── Material supplied ──
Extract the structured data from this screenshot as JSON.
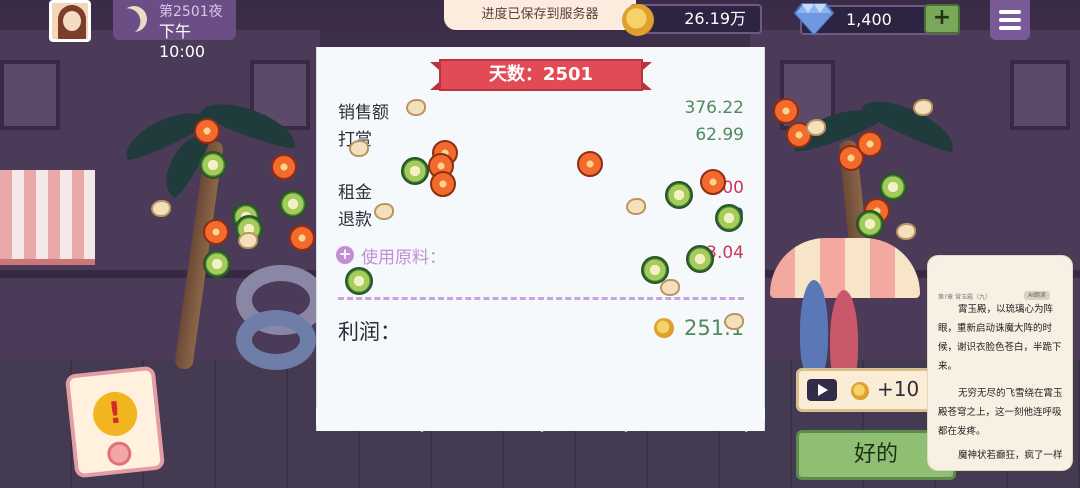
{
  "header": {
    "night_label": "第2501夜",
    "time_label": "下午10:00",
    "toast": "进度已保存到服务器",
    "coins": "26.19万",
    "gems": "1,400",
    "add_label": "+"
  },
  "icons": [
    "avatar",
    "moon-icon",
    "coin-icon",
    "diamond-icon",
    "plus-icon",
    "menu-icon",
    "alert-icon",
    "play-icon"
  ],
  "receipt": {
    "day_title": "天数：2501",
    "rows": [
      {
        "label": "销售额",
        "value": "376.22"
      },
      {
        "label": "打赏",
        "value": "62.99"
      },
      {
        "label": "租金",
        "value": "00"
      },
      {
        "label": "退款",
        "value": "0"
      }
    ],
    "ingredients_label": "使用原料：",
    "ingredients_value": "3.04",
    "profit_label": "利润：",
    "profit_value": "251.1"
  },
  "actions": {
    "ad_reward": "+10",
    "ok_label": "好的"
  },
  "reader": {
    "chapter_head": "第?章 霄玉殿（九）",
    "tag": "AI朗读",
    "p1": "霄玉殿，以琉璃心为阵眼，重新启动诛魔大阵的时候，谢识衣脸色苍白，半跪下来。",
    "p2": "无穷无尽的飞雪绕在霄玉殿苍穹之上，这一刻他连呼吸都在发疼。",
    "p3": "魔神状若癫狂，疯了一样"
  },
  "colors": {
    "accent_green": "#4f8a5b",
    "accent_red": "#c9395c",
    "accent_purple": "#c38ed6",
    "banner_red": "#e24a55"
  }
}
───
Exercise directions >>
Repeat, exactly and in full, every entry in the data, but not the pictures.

Answer to this exercise >>
Extract the structured data from this screenshot as JSON.
{
  "header": {
    "night_label": "第2501夜",
    "time_label": "下午10:00",
    "toast": "进度已保存到服务器",
    "coins": "26.19万",
    "gems": "1,400",
    "add_label": "+"
  },
  "icons": [
    "avatar",
    "moon-icon",
    "coin-icon",
    "diamond-icon",
    "plus-icon",
    "menu-icon",
    "alert-icon",
    "play-icon"
  ],
  "receipt": {
    "day_title": "天数：2501",
    "rows": [
      {
        "label": "销售额",
        "value": "376.22"
      },
      {
        "label": "打赏",
        "value": "62.99"
      },
      {
        "label": "租金",
        "value": "00"
      },
      {
        "label": "退款",
        "value": "0"
      }
    ],
    "ingredients_label": "使用原料：",
    "ingredients_value": "3.04",
    "profit_label": "利润：",
    "profit_value": "251.1"
  },
  "actions": {
    "ad_reward": "+10",
    "ok_label": "好的"
  },
  "reader": {
    "chapter_head": "第?章 霄玉殿（九）",
    "tag": "AI朗读",
    "p1": "霄玉殿，以琉璃心为阵眼，重新启动诛魔大阵的时候，谢识衣脸色苍白，半跪下来。",
    "p2": "无穷无尽的飞雪绕在霄玉殿苍穹之上，这一刻他连呼吸都在发疼。",
    "p3": "魔神状若癫狂，疯了一样"
  },
  "colors": {
    "accent_green": "#4f8a5b",
    "accent_red": "#c9395c",
    "accent_purple": "#c38ed6",
    "banner_red": "#e24a55"
  }
}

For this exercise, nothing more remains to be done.